Pett has a touch for wordless picture books. The subtle humor throughout also helps make the book very readable and approachable for children.  They will relate to the longing for a new toy and through this book will learn about the power of resilience, hard work and patience. 

Pett’s subjects could easily veer into saccharine qualities, but that is nicely avoided thanks to his deft timing throughout the book and the way that the sweet endings come with real sacrifice and work on the part of the characters.  His illustrations have a vintage feel but also a modern cartoon aspect.  Done in sepia tones, the dark green of the bike pops clearly on the page. 

A wordless book for slightly older preschoolers, this book is a rewarding read.  Appropriate for ages 4-6.

Reviewed from copy received from Simon & Schuster.

Review: Everyone Can Learn to Ride a Bicycle by Chris Raschka

everyone can learn to ride a bicycle

Everyone Can Learn to Ride a Bicycle by Chris Raschka

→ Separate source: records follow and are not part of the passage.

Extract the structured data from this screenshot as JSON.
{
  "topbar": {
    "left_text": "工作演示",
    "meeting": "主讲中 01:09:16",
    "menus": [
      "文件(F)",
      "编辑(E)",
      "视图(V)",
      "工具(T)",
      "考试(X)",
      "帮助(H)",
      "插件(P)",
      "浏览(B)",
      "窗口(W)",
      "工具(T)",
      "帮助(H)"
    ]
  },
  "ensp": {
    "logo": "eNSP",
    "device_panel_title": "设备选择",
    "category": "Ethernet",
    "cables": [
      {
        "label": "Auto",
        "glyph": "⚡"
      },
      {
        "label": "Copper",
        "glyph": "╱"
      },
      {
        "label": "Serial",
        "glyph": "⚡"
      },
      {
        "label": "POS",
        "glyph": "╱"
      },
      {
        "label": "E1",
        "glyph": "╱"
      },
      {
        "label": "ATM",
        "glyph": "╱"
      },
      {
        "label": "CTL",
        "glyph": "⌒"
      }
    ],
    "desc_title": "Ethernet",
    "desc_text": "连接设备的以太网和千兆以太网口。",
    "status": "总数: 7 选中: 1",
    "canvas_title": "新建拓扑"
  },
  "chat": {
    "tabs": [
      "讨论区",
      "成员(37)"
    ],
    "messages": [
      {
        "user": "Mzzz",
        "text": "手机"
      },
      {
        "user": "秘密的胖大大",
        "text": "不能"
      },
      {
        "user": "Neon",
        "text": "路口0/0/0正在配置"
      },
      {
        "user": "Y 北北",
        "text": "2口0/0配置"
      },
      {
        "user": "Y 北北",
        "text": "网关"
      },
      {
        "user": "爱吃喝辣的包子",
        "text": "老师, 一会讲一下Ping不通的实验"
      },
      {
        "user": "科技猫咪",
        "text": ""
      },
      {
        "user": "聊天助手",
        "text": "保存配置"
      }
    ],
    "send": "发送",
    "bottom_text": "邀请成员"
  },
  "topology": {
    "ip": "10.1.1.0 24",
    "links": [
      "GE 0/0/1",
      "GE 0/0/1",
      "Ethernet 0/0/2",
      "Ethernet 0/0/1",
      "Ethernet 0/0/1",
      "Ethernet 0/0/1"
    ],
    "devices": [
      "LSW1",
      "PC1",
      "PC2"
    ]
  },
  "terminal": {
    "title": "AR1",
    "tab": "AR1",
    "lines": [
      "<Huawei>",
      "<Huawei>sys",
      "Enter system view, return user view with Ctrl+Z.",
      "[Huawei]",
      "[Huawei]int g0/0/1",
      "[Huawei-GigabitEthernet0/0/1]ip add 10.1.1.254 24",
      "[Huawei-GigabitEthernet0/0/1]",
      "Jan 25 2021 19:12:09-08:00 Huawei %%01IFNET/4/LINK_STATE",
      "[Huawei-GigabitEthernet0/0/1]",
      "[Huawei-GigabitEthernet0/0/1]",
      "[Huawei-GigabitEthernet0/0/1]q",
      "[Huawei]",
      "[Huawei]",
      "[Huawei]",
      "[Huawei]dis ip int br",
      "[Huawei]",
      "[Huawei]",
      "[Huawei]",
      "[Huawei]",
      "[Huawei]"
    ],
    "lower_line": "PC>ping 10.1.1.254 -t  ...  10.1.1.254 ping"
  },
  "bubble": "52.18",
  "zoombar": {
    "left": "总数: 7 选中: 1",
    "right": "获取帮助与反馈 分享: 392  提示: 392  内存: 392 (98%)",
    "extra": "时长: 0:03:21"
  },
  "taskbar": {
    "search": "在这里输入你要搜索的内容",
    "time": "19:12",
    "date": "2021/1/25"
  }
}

The two-time Caldecott Medalist returns with another exceptional picture book.  In this book, a little girl learns to ride a bike.  She first picks out the bike she wants to try, then watches other people ride their bikes.  The training wheels are very helpful, keeping her upright and they steadily are moved upward so that she can start to balance on her own.  Training wheels off, she tries riding in the grass but when she heads down a small hill, she tips over.  It takes a lot of courage to get back on again and again and again after tumbling off.  But then, suddenly and incredibly, she learns to ride a bicycle on her own!

Written in second-person, the book really allows readers to see themselves as the one riding the bicycle.  Raschka’s text is simple and effective, encouraging readers to give it a try.  When the tumbling begins, Raschka starts talking about courage, sure to inspire young readers to see that quality in themselves both in learning to ride a bicycle and in other endeavors too.  As always, the art is the key with Raschka’s picture books.  His style is loose and flowing, capturing movement and wobbles with easy watercolor strokes. 

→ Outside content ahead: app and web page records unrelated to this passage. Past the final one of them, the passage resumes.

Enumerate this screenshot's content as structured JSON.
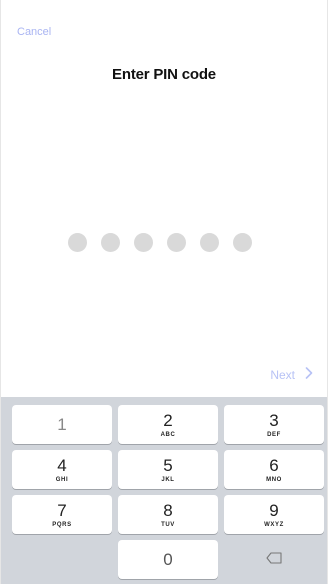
{
  "header": {
    "cancel_label": "Cancel",
    "title": "Enter PIN code"
  },
  "pin": {
    "length": 6,
    "filled": 0
  },
  "footer": {
    "next_label": "Next",
    "next_icon": "chevron-right-icon"
  },
  "keypad": {
    "k1": {
      "num": "1",
      "letters": ""
    },
    "k2": {
      "num": "2",
      "letters": "ABC"
    },
    "k3": {
      "num": "3",
      "letters": "DEF"
    },
    "k4": {
      "num": "4",
      "letters": "GHI"
    },
    "k5": {
      "num": "5",
      "letters": "JKL"
    },
    "k6": {
      "num": "6",
      "letters": "MNO"
    },
    "k7": {
      "num": "7",
      "letters": "PQRS"
    },
    "k8": {
      "num": "8",
      "letters": "TUV"
    },
    "k9": {
      "num": "9",
      "letters": "WXYZ"
    },
    "k0": {
      "num": "0"
    },
    "backspace_icon": "backspace-icon"
  },
  "colors": {
    "accent": "#a9b4f2",
    "dot": "#d9d9d9",
    "keypad_bg": "#d1d5db",
    "key_bg": "#ffffff"
  }
}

A great pick for spring when children are sure to be longing to be out playing in the warmer weather, this book is a quietly inspiring read.  Appropriate for ages 3-5.

Reviewed from library copy.

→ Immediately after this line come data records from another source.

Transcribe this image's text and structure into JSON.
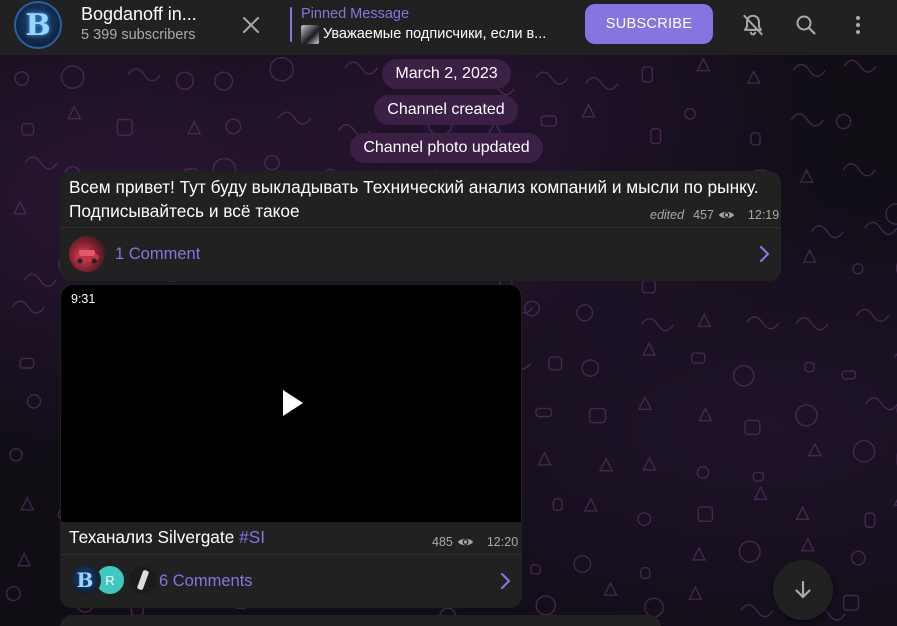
{
  "header": {
    "avatar_letter": "B",
    "channel_title": "Bogdanoff in...",
    "subscribers": "5 399 subscribers",
    "pinned_label": "Pinned Message",
    "pinned_text": "Уважаемые подписчики, если в...",
    "subscribe_label": "SUBSCRIBE",
    "icons": [
      "close-icon",
      "bell-off-icon",
      "search-icon",
      "more-vertical-icon"
    ]
  },
  "service_messages": [
    {
      "text": "March 2, 2023"
    },
    {
      "text": "Channel created"
    },
    {
      "text": "Channel photo updated"
    }
  ],
  "messages": [
    {
      "text": "Всем привет! Тут буду выкладывать Технический анализ компаний и мысли по рынку. Подписывайтесь и всё такое",
      "edited_label": "edited",
      "views": "457",
      "time": "12:19",
      "comments_label": "1 Comment"
    },
    {
      "video_duration": "9:31",
      "caption_text": "Теханализ Silvergate ",
      "caption_hashtag": "#SI",
      "views": "485",
      "time": "12:20",
      "comments_label": "6 Comments",
      "commenter_initial": "R"
    }
  ],
  "colors": {
    "accent": "#8774e1",
    "header_bg": "#212121",
    "bubble_bg": "#212121",
    "service_pill_bg": "#3b1f45"
  }
}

Review: The Best Bike Ride Ever by James Proimos

best bike ride ever

The Best Bike Ride Ever by James Proimos and Johanna Wright

All Bonnie has said for seven days is “I want a bike” so when she finally gets a bike on the eighth day, she just can’t wait to try it out.  She can’t even wait to be shown how to use a bike, instead she just hops aboard and pedals off.  There’s only one problem – she doesn’t know how to stop.  She rode her bike over bridges and on top of elephants, between giraffe legs, to the top of the Statue of Liberty and the bottom of the Grand Canyon.  Unfortunately though, she did stop in the end, by falling over.  Happily, her parents were there not to scold her but to show her how to use her bike.  In fact, Bonnie had the adventure of a lifetime right in her own backyard as sharp eyed children will figure out.

This book is entirely playful from the over-the-top begging for a bike to the wild ride through the entire world to the final twist at the end.  Readers will experience their own adventurous ride as they read this book, never knowing quite where Bonnie and the book are heading next.  It’s a lot of fun to read! 

The illustrations are quirky and bright.  Filled with details but never fussy, they have a life to them that adds to the spunk of the book.  They are also filled with motion and movement, which makes them all the more enjoyable.

Great fun, this wild ride of a book will have children wishing for their own bike.  Appropriate for ages 4-6.

Reviewed from copy received from Dial Books for Young Readers.